I think at this point we've all gotten used to the fact that an Arab or a Muslim is almost always used as the villain in a Western produced film. We're no longer surprised when we see someone speaking in Arabic or wearing a keffiyeh plotting a terrorist attack. You would think that these productions have only started after the September 11 attacks, but that's not true. These films were being produced before then and are still being produced today. Here are 7 movies where an Arab or a Muslim is everything but the hero:

Although based on the true story of a U.S. Navy SEAL sniper, Chris Kyle, who is sent to Iraq after the September 11 attacks, the film still makes a hero out of Kyle despite all the hate and racism his character possesses. As long as Muslims or Arabs are being killed, violence is encouraged and rewarded.

2. " The Siege "

Released in 1998, long before the September 11 attacks, The Siege's plot revolves around Middle Eastern Muslim suicide bombers who go out to blow up a New York bus, movie theater and a school. The Muslims are portrayed as a threatening mass, something that only furthers hate toward the religion.

Delta Force flat out makes a villain out of Arabs by presenting a group of "Lebanese" terrorists who hijack a plane flying from Cairo to New York. The film was also released long before the September 11 attacks, which kind of gets you wondering.

Everything about this film is horrible. The protagonist in the film is presented as a tyrant with an anti-Western mentality, further reinforcing the idea that this is how things are done in the Arab world from a man's perspective. How can we blame the West for thinking of us this way when this is all they see via the media?

Although the manhunt for Osama Bin Laden is quite real, the movie doesn't shy from violence and torture, further reinforcing the idea that these methods are "OK" if the target is of Arab or Muslim origin.

Another movie that makes it seem that it's OK to kill innocent Middle Eastern civilians while trying to kill a specific group, as long as these innocent people are Arabs. This film was released long before the September 11 attacks.

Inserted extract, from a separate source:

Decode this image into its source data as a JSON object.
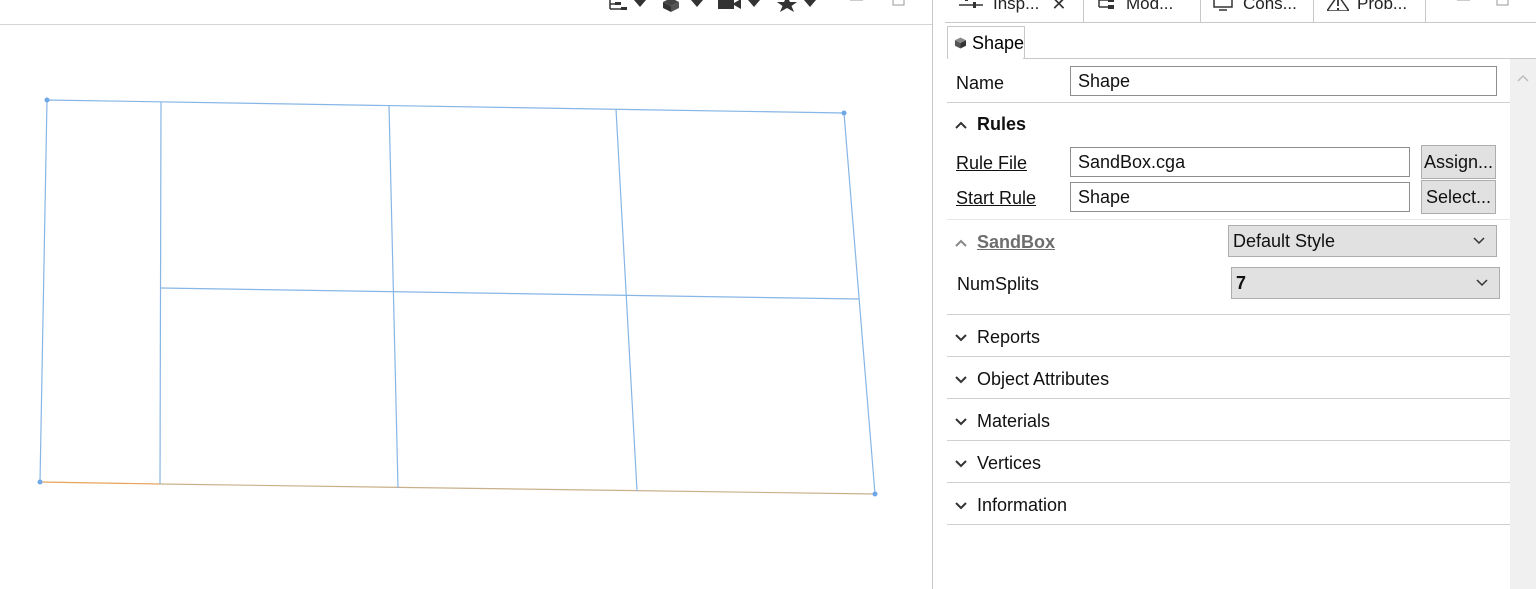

Also based on the true story of a mission taking place in Afghanistan, a team of four Navy SEALs are on a hunt down for a Taliban commander, Ahmad Shah. The film fails to give enough knowledge about the Taliban commander to allow the audience to identify him as a good or bad guy. As usual, the film blindly presents him as the "bad" guy.